I am a strong believer in relaying the passion that one may feel on any subject they are willing to have some confidence in. It is almost like monkey see, monkey do. He states a good point by saying, if you appear bored, the audience will be bored. point blank. Put life into the words you so wish to speak!

Iuliia Decker / BC 6003 said...

This information is very useful. It's great to see different examples of speeches and their analysis. It will sure help me with my speeches.

Anonymous said...

I look forward to honing my ability to communicate publicly. This is great advice and a good reminder.

Jill Pentkowski
BC 6003

Anonymous said...

I definately agree with the making your speeches exciting. I was a cheerleader and the only way we got responses was to be loud, entergetic, using eye contact, and moving around. I suppose that will also be helpful with speeches, and get people listening with what you have to say.

-sara q bc6003

Maura Goldberg COM101-6002 said...

Topics and material can be boring & it's almost necessary for the Speaker to have some enthusiasm & excitement. Engaging & including the audience helps too. I've seen many speakers & it can be painful if the presenter isn't in to the material, prepared or confident with their delivery.

Jana said...

While reading Lt. Col. Cain’s advice on public speaking, I articulated his comments with my preferences. I asked questions like, “What keeps my attention?” and “When does a speaker loose me?” The answers to my questions supported Cain’s point that “passion is the key.” Humor and emotional content not only keeps my attention, but it also makes its way into my long term memory.

Jess Kobayashi said...

The best speaker I have ever seen/heard was a Colonel in the United States Airforce. I say "was" because he is now a Brigadier General at the Pentagon. It is amazing what great speakers many of the Higher ranked officers are and I guess they have to be. Speaking in front of a sea of Soldiers/Marines/Airman, they have to find ways to keep all of their troops stimulated. Especially since they are leaders of people all ages, gender, and educational level. This is really great advice and goes along with my motto; you get out what you put into something. If you are passionate and excited what you are speaking about, then your audience will be as well; as long as you are able to relate your message to many different groups in your audience. Being able to relate to individuals of all ages, gender, and sociological backgrounds is what makes leaders great, and what makes people want to follow.
- Jess Kobayashi

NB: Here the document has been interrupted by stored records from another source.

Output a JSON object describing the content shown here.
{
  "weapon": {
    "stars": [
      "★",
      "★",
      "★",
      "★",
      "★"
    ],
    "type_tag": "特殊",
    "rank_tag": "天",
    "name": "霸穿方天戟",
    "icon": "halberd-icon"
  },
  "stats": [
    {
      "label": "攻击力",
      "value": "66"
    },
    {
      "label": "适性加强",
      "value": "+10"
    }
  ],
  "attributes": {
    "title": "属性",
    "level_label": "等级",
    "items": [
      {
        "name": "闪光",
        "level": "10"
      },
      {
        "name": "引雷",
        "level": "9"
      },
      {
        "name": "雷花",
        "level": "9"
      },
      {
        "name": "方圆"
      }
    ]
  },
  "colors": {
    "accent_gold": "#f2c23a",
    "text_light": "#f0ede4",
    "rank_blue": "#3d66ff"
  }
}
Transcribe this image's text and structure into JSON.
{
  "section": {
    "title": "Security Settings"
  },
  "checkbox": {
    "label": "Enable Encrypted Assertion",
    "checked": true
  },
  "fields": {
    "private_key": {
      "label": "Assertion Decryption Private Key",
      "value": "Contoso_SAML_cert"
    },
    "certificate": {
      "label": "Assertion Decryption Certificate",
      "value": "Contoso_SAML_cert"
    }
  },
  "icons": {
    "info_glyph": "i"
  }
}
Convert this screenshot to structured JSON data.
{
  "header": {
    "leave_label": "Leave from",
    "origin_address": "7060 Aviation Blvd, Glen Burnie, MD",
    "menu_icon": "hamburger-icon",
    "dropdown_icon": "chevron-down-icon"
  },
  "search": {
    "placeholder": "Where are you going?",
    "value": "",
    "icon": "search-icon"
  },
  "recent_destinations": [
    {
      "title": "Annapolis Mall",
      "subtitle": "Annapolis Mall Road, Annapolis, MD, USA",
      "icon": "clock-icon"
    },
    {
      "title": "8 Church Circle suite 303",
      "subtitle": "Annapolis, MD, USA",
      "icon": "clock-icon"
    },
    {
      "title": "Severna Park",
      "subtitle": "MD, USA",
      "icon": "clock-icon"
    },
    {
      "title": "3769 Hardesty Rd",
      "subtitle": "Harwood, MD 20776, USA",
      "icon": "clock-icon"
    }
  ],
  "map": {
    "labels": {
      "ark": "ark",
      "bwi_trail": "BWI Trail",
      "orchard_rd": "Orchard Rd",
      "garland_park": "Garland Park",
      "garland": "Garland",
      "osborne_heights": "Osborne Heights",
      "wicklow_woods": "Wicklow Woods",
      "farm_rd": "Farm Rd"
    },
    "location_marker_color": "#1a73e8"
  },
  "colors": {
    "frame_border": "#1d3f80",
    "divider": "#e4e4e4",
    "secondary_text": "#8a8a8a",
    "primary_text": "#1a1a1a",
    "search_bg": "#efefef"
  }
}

Jason S. said...

I will admit I have found more active speaker more interesting, but there is a point. To simply run about does not help, if you're going to do something on stage it should have a point. Else it distracts from the topic.

Tano said...

I think he took the attention off the power points. The confidence was appealing but could've been distracting in the same sense.